Problem description: From the entries below, pull out each line where "Server" appears.

Material provided:
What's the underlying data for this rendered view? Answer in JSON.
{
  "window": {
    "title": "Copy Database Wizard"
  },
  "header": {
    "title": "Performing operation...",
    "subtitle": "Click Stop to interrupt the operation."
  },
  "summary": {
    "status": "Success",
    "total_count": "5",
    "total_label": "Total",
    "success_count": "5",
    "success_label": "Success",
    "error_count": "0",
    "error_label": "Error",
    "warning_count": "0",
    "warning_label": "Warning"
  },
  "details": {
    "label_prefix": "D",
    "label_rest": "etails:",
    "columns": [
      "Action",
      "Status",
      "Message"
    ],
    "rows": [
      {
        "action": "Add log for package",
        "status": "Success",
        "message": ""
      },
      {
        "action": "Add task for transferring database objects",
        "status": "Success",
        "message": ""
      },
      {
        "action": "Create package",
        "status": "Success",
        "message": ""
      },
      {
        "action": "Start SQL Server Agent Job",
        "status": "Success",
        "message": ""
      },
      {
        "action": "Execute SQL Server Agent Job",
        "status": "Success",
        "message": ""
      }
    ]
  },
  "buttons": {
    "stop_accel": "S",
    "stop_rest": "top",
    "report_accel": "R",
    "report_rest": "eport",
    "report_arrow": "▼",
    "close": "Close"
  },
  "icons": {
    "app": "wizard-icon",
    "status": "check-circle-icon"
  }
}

Exercise response:
        "action": "Start SQL Server Agent Job",
        "action": "Execute SQL Server Agent Job",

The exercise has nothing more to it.